Exercise instructions: Please print out every entry below, verbatim.

Dataset excerpts Block Start

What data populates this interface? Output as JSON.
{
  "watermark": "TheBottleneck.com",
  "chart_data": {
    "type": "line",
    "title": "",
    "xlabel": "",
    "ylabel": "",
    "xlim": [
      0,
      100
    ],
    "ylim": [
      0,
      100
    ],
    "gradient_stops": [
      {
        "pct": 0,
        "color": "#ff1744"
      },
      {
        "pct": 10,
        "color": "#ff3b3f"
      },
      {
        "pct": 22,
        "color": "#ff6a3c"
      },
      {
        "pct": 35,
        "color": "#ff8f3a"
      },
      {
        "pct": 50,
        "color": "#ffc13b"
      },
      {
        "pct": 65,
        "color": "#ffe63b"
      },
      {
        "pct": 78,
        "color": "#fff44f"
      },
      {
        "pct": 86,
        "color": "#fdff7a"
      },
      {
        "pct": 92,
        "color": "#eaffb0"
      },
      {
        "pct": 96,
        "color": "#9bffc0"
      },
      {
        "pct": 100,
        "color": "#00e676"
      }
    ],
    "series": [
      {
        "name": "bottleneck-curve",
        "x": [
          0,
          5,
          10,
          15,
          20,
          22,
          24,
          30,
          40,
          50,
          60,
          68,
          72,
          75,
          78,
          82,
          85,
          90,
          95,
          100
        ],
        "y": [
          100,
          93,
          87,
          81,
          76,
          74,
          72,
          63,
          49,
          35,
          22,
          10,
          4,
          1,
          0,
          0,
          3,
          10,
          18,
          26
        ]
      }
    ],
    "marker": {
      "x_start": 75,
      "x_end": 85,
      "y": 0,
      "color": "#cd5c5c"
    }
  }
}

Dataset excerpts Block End

Solution:
What data populates this interface? Output as JSON.
{
  "watermark": "TheBottleneck.com",
  "chart_data": {
    "type": "line",
    "title": "",
    "xlabel": "",
    "ylabel": "",
    "xlim": [
      0,
      100
    ],
    "ylim": [
      0,
      100
    ],
    "gradient_stops": [
      {
        "pct": 0,
        "color": "#ff1744"
      },
      {
        "pct": 10,
        "color": "#ff3b3f"
      },
      {
        "pct": 22,
        "color": "#ff6a3c"
      },
      {
        "pct": 35,
        "color": "#ff8f3a"
      },
      {
        "pct": 50,
        "color": "#ffc13b"
      },
      {
        "pct": 65,
        "color": "#ffe63b"
      },
      {
        "pct": 78,
        "color": "#fff44f"
      },
      {
        "pct": 86,
        "color": "#fdff7a"
      },
      {
        "pct": 92,
        "color": "#eaffb0"
      },
      {
        "pct": 96,
        "color": "#9bffc0"
      },
      {
        "pct": 100,
        "color": "#00e676"
      }
    ],
    "series": [
      {
        "name": "bottleneck-curve",
        "x": [
          0,
          5,
          10,
          15,
          20,
          22,
          24,
          30,
          40,
          50,
          60,
          68,
          72,
          75,
          78,
          82,
          85,
          90,
          95,
          100
        ],
        "y": [
          100,
          93,
          87,
          81,
          76,
          74,
          72,
          63,
          49,
          35,
          22,
          10,
          4,
          1,
          0,
          0,
          3,
          10,
          18,
          26
        ]
      }
    ],
    "marker": {
      "x_start": 75,
      "x_end": 85,
      "y": 0,
      "color": "#cd5c5c"
    }
  }
}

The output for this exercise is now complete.